Friend to Friend
Recently, my friend was asked to speak during chapel time at the elementary school where she works. She began by asking for three volunteers, each of whom were assigned a “name,” unbeknownst to them, by way of a sign held up behind them. The opening game required her volunteers to ask numerous questions of their peers in order to solve the mystery of their assigned name. When each participant finally discovered their fictitious identity, some were happy (Bill Gates, Taylor Swift) while others were disappointed (Daffy Duck). My friend began to explain to the children that when we go through life, other people will try to put labels on us and call us names that may be far from the truth—lazy, ugly, klutzy, dumb. The only names that we should allow to stick to us, she told the children, are the ones assigned to us by Jesus: beloved, precious, chosen…
Afterwards, my friend and I were talking about her message and she told me that she has often struggled with willingly adopting other peoples’ labels for herself (and even adopting a few self-prescribed, confidence-weakening ones, as well). This led to a long battle with insecurity.
Our conversation got me thinking back over my own life experiences. I, too, had inaccurate labels that people tried to attach to me and many hurtful names hurled at me—by my peers, my teachers, and even by my parents. Yet, for some reason, they didn’t stick. I have gone through most of my life with a strong sense of self-confidence. When first considering why this was, I tried to stick a couple of labels on myself: maybe I was just “cocky,” or I “lacked sensitivity.” But the Lord was quick to interrupt me.
You see, the Lord reminded me that, in contrast to my friend, I grew up attending a Bible preaching/teaching church. It was there that I learned how precious I was in the eyes of the Lord and that my Heavenly Father loved me so fiercely that He sent Jesus to die for my sins. This Jesus became my personal Savior when I was twelve years old. So, when I asked Jesus (the only accurate label maker) how it was that I always had a strong sense of who I was, He led me to this conclusion:
I know who I am…because YOU [Jesus] know who I am.
I know who I am…because I know the great I AM!
When you know who you ARE, friend, you can be confident about who you are NOT.
In Today’s Truth, we are told that Jesus calls us BY NAME, and some of the labels (nicknames, if you will) he uses above to describe us are: REDEEMED and MINE.
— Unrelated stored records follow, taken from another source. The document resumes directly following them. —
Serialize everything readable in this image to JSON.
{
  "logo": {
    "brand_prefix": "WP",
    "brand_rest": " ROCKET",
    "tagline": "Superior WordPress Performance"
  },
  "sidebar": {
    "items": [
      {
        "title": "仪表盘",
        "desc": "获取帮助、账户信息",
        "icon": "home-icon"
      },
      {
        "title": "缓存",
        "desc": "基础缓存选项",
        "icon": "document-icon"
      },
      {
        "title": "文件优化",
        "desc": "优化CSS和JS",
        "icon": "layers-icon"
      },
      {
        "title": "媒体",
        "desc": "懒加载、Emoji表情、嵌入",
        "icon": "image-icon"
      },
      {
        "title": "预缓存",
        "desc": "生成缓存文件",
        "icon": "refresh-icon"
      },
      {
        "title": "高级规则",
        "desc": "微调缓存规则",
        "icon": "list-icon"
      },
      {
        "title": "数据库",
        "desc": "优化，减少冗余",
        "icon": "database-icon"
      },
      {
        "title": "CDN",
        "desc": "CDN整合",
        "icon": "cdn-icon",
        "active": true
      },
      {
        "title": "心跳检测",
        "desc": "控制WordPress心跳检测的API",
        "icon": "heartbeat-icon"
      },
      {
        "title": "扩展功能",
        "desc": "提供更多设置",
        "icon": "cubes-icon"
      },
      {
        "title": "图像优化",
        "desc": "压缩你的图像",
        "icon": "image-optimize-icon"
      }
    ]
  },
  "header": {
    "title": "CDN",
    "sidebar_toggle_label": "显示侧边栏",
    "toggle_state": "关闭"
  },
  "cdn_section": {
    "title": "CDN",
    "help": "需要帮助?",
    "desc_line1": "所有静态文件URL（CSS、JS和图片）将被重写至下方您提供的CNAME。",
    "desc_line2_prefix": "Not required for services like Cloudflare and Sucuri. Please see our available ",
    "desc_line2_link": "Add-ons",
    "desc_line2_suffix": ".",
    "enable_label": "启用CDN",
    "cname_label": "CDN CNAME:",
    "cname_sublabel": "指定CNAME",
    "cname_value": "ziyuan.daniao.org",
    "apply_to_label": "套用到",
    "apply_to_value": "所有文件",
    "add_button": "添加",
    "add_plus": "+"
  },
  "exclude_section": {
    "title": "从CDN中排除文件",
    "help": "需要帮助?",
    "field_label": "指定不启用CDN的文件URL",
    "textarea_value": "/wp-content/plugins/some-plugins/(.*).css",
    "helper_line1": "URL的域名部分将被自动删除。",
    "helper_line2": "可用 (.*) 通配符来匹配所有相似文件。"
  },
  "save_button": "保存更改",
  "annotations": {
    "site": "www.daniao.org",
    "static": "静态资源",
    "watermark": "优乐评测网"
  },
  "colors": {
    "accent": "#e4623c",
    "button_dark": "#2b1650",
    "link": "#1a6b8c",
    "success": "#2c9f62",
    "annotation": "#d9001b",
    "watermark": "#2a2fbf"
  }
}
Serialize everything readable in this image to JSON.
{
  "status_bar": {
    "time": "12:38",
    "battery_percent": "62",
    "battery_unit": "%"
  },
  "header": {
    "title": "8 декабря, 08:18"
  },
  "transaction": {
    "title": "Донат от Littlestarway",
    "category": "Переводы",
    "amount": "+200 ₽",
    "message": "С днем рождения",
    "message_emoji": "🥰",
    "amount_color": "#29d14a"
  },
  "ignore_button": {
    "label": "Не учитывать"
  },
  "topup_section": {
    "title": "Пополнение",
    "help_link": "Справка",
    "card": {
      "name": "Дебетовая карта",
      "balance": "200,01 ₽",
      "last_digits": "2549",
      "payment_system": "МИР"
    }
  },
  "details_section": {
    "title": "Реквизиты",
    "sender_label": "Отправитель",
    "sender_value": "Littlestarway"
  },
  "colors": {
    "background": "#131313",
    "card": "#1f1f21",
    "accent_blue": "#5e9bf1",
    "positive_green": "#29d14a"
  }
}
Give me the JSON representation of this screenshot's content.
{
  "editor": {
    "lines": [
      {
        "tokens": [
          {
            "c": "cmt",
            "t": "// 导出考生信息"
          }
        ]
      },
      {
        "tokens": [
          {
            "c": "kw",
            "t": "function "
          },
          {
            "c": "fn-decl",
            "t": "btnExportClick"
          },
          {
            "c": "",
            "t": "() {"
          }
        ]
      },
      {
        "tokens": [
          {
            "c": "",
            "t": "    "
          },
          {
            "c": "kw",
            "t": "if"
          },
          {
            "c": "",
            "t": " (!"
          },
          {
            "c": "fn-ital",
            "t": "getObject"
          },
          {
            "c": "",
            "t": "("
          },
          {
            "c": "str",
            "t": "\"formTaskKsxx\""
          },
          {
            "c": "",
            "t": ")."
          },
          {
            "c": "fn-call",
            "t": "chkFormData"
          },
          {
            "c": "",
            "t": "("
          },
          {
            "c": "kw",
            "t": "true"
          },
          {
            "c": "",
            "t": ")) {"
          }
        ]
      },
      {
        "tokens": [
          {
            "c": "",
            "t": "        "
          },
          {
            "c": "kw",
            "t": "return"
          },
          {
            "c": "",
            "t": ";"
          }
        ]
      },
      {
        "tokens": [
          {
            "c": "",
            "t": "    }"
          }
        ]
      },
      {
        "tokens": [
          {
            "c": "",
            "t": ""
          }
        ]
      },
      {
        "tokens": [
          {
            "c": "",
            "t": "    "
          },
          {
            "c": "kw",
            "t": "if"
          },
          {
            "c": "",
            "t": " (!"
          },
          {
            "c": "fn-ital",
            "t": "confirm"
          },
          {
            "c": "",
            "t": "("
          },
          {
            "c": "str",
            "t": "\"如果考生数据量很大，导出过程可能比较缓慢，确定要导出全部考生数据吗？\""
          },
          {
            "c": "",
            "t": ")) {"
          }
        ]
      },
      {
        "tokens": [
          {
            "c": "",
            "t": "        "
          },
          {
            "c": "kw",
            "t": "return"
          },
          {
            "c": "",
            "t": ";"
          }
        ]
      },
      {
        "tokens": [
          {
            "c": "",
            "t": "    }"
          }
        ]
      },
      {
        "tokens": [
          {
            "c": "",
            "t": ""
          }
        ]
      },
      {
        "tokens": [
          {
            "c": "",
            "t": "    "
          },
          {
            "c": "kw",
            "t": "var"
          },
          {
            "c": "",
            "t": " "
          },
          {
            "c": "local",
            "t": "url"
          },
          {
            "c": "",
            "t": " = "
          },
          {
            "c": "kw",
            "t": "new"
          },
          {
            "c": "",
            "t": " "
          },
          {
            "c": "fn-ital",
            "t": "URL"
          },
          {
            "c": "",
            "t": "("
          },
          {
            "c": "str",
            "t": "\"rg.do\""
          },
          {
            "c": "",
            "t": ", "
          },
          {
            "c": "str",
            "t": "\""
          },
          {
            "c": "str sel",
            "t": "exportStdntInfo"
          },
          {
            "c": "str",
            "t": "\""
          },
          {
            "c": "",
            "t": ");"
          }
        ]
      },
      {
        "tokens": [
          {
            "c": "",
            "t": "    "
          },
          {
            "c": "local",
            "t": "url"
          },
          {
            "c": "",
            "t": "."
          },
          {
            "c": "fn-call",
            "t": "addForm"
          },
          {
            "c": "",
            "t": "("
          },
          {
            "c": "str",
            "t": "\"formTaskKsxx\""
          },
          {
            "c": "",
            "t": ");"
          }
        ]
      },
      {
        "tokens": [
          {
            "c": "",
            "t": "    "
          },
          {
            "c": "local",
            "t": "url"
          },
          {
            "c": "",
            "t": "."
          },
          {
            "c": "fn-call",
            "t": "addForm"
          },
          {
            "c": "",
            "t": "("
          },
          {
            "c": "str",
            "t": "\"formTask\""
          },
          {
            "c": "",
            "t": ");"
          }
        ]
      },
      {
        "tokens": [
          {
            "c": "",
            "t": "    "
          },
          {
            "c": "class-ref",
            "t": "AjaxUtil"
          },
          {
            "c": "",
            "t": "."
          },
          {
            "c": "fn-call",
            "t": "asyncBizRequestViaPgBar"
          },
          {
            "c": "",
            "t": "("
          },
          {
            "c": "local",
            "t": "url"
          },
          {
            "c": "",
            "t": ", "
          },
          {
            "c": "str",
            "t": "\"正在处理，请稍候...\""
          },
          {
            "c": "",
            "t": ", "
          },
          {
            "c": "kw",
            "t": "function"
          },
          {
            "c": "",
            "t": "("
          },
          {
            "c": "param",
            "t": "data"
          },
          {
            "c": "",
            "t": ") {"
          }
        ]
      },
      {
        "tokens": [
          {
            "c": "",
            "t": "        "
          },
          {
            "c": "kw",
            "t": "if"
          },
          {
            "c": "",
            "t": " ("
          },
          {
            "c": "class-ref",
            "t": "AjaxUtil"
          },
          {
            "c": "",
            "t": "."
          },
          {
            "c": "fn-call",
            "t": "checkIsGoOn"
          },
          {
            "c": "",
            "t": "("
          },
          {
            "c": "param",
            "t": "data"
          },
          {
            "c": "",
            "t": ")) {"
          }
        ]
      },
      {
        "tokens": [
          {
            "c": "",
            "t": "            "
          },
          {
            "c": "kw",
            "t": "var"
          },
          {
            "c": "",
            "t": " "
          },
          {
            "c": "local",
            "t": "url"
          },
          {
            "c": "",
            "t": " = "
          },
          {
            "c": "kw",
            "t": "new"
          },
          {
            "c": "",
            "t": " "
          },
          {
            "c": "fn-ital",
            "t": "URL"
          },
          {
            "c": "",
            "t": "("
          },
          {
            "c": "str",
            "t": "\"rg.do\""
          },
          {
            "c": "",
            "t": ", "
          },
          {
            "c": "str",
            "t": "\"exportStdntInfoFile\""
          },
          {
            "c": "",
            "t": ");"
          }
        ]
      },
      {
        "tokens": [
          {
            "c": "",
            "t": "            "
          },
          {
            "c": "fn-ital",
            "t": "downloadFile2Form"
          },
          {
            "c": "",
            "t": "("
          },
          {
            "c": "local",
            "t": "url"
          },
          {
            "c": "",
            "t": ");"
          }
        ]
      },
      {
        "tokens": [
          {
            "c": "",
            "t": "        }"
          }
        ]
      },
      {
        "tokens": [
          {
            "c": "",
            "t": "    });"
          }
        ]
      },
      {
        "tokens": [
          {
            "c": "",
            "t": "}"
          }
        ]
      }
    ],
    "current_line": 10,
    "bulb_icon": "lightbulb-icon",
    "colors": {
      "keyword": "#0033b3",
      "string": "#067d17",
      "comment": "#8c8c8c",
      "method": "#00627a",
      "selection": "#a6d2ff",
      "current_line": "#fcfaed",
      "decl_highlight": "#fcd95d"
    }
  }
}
If you find you struggle with insecurity on an ongoing basis, or even if you have an on-again, off-again relationship with your own self-confidence, consider that you may have a number of labels, names, and identities that are stuck to you which have NO business being on your person!
Dear Lord, I confess that I have often been quick to accept other people’s opinions of me without first asking You if they have any truth to them. Lord, help me to rightly judge my character in light of Your truth and let me be quick to fully accept all of the beautiful labels You have already made for me to wear.
In Your precious and holy NAME, Jesus, I pray,
Now It’s Your Turn
Take some time to get alone with the Lord and ask him to help you to identify all the negative/false labels you have claimed ownership of over the years. Write them down in list form. Next, ask for/search for scriptures that shine “truth rebuttals” over the lies you’ve held onto. Record them right alongside the false names, crossing out the lie and highlighting the truth. Girlfriend, make this the year that you do not allow anyone, except your Heavenly Father, to label you!
More from the Girlfriends
Overcoming Headaches and Migraines (Harvest House Publishers) is one of Lisa’s six books in her Restoring Your Temple® health resource collection. Her books are available on Amazon.com, barnesandnoble.com, or wherever books are sold.